Exactly as written, retype all of the records that come next.
** Opening Information block **
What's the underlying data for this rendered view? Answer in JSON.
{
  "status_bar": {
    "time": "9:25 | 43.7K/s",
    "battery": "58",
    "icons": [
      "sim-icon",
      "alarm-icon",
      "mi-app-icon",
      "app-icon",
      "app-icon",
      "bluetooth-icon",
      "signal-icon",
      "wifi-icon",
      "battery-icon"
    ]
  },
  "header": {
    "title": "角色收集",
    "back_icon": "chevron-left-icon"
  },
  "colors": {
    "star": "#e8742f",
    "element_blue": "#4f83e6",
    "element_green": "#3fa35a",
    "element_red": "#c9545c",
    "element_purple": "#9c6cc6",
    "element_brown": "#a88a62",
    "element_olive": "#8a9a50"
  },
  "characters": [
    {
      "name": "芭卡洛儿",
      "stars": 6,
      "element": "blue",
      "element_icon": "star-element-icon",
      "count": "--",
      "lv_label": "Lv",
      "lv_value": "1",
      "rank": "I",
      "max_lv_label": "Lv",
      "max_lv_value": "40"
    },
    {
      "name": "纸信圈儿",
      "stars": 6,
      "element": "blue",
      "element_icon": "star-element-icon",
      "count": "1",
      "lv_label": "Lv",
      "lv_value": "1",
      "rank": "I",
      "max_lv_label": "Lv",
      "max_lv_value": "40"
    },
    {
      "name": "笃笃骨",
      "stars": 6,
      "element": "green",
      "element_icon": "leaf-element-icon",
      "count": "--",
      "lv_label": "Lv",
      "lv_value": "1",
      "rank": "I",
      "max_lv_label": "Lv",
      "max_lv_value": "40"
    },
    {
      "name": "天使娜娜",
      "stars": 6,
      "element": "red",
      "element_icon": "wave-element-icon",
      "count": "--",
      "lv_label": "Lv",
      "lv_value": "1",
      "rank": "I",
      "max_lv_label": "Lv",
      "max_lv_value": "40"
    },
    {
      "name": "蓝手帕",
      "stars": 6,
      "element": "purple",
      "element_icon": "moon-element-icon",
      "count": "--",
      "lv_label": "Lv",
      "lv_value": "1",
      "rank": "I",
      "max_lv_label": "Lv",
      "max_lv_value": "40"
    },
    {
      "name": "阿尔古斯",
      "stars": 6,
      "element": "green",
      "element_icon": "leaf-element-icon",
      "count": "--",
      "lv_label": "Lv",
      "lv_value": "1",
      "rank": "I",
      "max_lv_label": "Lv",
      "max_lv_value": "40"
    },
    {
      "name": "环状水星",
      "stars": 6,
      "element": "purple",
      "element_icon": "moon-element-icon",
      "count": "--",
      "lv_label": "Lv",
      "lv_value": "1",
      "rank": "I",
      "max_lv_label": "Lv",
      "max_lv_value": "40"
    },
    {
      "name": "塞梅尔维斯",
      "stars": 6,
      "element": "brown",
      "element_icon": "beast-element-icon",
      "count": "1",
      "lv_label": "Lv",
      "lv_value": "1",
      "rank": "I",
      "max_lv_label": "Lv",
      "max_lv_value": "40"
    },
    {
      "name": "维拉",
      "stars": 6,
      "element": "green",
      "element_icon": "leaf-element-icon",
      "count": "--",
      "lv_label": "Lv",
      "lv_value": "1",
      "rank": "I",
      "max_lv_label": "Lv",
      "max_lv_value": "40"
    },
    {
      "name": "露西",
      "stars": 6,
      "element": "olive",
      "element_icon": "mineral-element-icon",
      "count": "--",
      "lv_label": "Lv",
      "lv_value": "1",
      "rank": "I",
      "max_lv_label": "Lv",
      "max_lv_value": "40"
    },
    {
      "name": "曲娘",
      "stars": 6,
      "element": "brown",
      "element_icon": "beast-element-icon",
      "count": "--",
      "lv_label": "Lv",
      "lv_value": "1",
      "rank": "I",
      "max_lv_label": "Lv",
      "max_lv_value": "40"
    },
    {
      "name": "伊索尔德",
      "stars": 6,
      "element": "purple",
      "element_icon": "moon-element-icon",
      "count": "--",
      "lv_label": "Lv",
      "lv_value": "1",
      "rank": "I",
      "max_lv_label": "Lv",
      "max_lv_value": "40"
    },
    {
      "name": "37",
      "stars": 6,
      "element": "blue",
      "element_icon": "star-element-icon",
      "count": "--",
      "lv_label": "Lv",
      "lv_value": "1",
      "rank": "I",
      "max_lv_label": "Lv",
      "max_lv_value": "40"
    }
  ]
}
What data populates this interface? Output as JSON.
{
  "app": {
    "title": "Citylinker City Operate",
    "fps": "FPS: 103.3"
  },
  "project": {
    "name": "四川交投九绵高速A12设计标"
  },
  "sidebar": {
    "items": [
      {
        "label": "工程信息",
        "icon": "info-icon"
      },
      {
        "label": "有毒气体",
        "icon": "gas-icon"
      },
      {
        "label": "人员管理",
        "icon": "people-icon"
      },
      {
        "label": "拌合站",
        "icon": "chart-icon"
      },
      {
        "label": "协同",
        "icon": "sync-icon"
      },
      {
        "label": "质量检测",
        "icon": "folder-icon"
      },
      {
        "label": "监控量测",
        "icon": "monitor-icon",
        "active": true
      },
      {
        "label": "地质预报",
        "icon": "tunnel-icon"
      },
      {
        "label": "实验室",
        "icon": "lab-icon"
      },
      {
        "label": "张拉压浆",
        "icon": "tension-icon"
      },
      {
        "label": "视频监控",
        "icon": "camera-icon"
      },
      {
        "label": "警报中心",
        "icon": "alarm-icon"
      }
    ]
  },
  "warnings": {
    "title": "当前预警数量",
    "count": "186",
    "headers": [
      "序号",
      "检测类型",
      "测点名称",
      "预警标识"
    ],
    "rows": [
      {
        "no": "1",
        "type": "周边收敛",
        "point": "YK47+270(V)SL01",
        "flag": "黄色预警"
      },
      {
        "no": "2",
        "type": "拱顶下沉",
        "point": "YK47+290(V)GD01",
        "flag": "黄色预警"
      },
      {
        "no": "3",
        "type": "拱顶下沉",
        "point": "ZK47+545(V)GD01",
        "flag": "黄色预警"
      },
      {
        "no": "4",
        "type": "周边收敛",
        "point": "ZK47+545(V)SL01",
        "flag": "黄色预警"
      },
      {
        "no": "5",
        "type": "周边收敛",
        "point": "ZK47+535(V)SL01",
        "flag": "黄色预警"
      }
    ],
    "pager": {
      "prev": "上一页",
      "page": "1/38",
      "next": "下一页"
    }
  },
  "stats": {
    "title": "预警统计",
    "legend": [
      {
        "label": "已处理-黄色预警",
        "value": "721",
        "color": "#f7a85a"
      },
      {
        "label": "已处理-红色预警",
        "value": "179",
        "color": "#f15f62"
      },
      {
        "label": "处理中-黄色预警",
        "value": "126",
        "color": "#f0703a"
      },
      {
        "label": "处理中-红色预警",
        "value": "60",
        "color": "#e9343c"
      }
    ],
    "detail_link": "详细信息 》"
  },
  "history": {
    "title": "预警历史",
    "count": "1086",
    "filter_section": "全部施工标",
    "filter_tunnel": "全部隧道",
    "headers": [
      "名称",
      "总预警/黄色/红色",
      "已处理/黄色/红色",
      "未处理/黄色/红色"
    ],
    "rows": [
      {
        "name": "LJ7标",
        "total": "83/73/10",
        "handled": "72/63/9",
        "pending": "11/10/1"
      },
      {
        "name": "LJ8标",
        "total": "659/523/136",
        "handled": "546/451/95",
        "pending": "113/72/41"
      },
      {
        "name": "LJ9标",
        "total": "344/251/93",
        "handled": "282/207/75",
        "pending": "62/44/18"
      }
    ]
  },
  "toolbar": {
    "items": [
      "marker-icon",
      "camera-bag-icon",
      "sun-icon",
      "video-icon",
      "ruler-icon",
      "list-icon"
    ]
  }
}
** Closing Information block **
### Result below
What's the underlying data for this rendered view? Answer in JSON.
{
  "status_bar": {
    "time": "9:25 | 43.7K/s",
    "battery": "58",
    "icons": [
      "sim-icon",
      "alarm-icon",
      "mi-app-icon",
      "app-icon",
      "app-icon",
      "bluetooth-icon",
      "signal-icon",
      "wifi-icon",
      "battery-icon"
    ]
  },
  "header": {
    "title": "角色收集",
    "back_icon": "chevron-left-icon"
  },
  "colors": {
    "star": "#e8742f",
    "element_blue": "#4f83e6",
    "element_green": "#3fa35a",
    "element_red": "#c9545c",
    "element_purple": "#9c6cc6",
    "element_brown": "#a88a62",
    "element_olive": "#8a9a50"
  },
  "characters": [
    {
      "name": "芭卡洛儿",
      "stars": 6,
      "element": "blue",
      "element_icon": "star-element-icon",
      "count": "--",
      "lv_label": "Lv",
      "lv_value": "1",
      "rank": "I",
      "max_lv_label": "Lv",
      "max_lv_value": "40"
    },
    {
      "name": "纸信圈儿",
      "stars": 6,
      "element": "blue",
      "element_icon": "star-element-icon",
      "count": "1",
      "lv_label": "Lv",
      "lv_value": "1",
      "rank": "I",
      "max_lv_label": "Lv",
      "max_lv_value": "40"
    },
    {
      "name": "笃笃骨",
      "stars": 6,
      "element": "green",
      "element_icon": "leaf-element-icon",
      "count": "--",
      "lv_label": "Lv",
      "lv_value": "1",
      "rank": "I",
      "max_lv_label": "Lv",
      "max_lv_value": "40"
    },
    {
      "name": "天使娜娜",
      "stars": 6,
      "element": "red",
      "element_icon": "wave-element-icon",
      "count": "--",
      "lv_label": "Lv",
      "lv_value": "1",
      "rank": "I",
      "max_lv_label": "Lv",
      "max_lv_value": "40"
    },
    {
      "name": "蓝手帕",
      "stars": 6,
      "element": "purple",
      "element_icon": "moon-element-icon",
      "count": "--",
      "lv_label": "Lv",
      "lv_value": "1",
      "rank": "I",
      "max_lv_label": "Lv",
      "max_lv_value": "40"
    },
    {
      "name": "阿尔古斯",
      "stars": 6,
      "element": "green",
      "element_icon": "leaf-element-icon",
      "count": "--",
      "lv_label": "Lv",
      "lv_value": "1",
      "rank": "I",
      "max_lv_label": "Lv",
      "max_lv_value": "40"
    },
    {
      "name": "环状水星",
      "stars": 6,
      "element": "purple",
      "element_icon": "moon-element-icon",
      "count": "--",
      "lv_label": "Lv",
      "lv_value": "1",
      "rank": "I",
      "max_lv_label": "Lv",
      "max_lv_value": "40"
    },
    {
      "name": "塞梅尔维斯",
      "stars": 6,
      "element": "brown",
      "element_icon": "beast-element-icon",
      "count": "1",
      "lv_label": "Lv",
      "lv_value": "1",
      "rank": "I",
      "max_lv_label": "Lv",
      "max_lv_value": "40"
    },
    {
      "name": "维拉",
      "stars": 6,
      "element": "green",
      "element_icon": "leaf-element-icon",
      "count": "--",
      "lv_label": "Lv",
      "lv_value": "1",
      "rank": "I",
      "max_lv_label": "Lv",
      "max_lv_value": "40"
    },
    {
      "name": "露西",
      "stars": 6,
      "element": "olive",
      "element_icon": "mineral-element-icon",
      "count": "--",
      "lv_label": "Lv",
      "lv_value": "1",
      "rank": "I",
      "max_lv_label": "Lv",
      "max_lv_value": "40"
    },
    {
      "name": "曲娘",
      "stars": 6,
      "element": "brown",
      "element_icon": "beast-element-icon",
      "count": "--",
      "lv_label": "Lv",
      "lv_value": "1",
      "rank": "I",
      "max_lv_label": "Lv",
      "max_lv_value": "40"
    },
    {
      "name": "伊索尔德",
      "stars": 6,
      "element": "purple",
      "element_icon": "moon-element-icon",
      "count": "--",
      "lv_label": "Lv",
      "lv_value": "1",
      "rank": "I",
      "max_lv_label": "Lv",
      "max_lv_value": "40"
    },
    {
      "name": "37",
      "stars": 6,
      "element": "blue",
      "element_icon": "star-element-icon",
      "count": "--",
      "lv_label": "Lv",
      "lv_value": "1",
      "rank": "I",
      "max_lv_label": "Lv",
      "max_lv_value": "40"
    }
  ]
}
What data populates this interface? Output as JSON.
{
  "app": {
    "title": "Citylinker City Operate",
    "fps": "FPS: 103.3"
  },
  "project": {
    "name": "四川交投九绵高速A12设计标"
  },
  "sidebar": {
    "items": [
      {
        "label": "工程信息",
        "icon": "info-icon"
      },
      {
        "label": "有毒气体",
        "icon": "gas-icon"
      },
      {
        "label": "人员管理",
        "icon": "people-icon"
      },
      {
        "label": "拌合站",
        "icon": "chart-icon"
      },
      {
        "label": "协同",
        "icon": "sync-icon"
      },
      {
        "label": "质量检测",
        "icon": "folder-icon"
      },
      {
        "label": "监控量测",
        "icon": "monitor-icon",
        "active": true
      },
      {
        "label": "地质预报",
        "icon": "tunnel-icon"
      },
      {
        "label": "实验室",
        "icon": "lab-icon"
      },
      {
        "label": "张拉压浆",
        "icon": "tension-icon"
      },
      {
        "label": "视频监控",
        "icon": "camera-icon"
      },
      {
        "label": "警报中心",
        "icon": "alarm-icon"
      }
    ]
  },
  "warnings": {
    "title": "当前预警数量",
    "count": "186",
    "headers": [
      "序号",
      "检测类型",
      "测点名称",
      "预警标识"
    ],
    "rows": [
      {
        "no": "1",
        "type": "周边收敛",
        "point": "YK47+270(V)SL01",
        "flag": "黄色预警"
      },
      {
        "no": "2",
        "type": "拱顶下沉",
        "point": "YK47+290(V)GD01",
        "flag": "黄色预警"
      },
      {
        "no": "3",
        "type": "拱顶下沉",
        "point": "ZK47+545(V)GD01",
        "flag": "黄色预警"
      },
      {
        "no": "4",
        "type": "周边收敛",
        "point": "ZK47+545(V)SL01",
        "flag": "黄色预警"
      },
      {
        "no": "5",
        "type": "周边收敛",
        "point": "ZK47+535(V)SL01",
        "flag": "黄色预警"
      }
    ],
    "pager": {
      "prev": "上一页",
      "page": "1/38",
      "next": "下一页"
    }
  },
  "stats": {
    "title": "预警统计",
    "legend": [
      {
        "label": "已处理-黄色预警",
        "value": "721",
        "color": "#f7a85a"
      },
      {
        "label": "已处理-红色预警",
        "value": "179",
        "color": "#f15f62"
      },
      {
        "label": "处理中-黄色预警",
        "value": "126",
        "color": "#f0703a"
      },
      {
        "label": "处理中-红色预警",
        "value": "60",
        "color": "#e9343c"
      }
    ],
    "detail_link": "详细信息 》"
  },
  "history": {
    "title": "预警历史",
    "count": "1086",
    "filter_section": "全部施工标",
    "filter_tunnel": "全部隧道",
    "headers": [
      "名称",
      "总预警/黄色/红色",
      "已处理/黄色/红色",
      "未处理/黄色/红色"
    ],
    "rows": [
      {
        "name": "LJ7标",
        "total": "83/73/10",
        "handled": "72/63/9",
        "pending": "11/10/1"
      },
      {
        "name": "LJ8标",
        "total": "659/523/136",
        "handled": "546/451/95",
        "pending": "113/72/41"
      },
      {
        "name": "LJ9标",
        "total": "344/251/93",
        "handled": "282/207/75",
        "pending": "62/44/18"
      }
    ]
  },
  "toolbar": {
    "items": [
      "marker-icon",
      "camera-bag-icon",
      "sun-icon",
      "video-icon",
      "ruler-icon",
      "list-icon"
    ]
  }
}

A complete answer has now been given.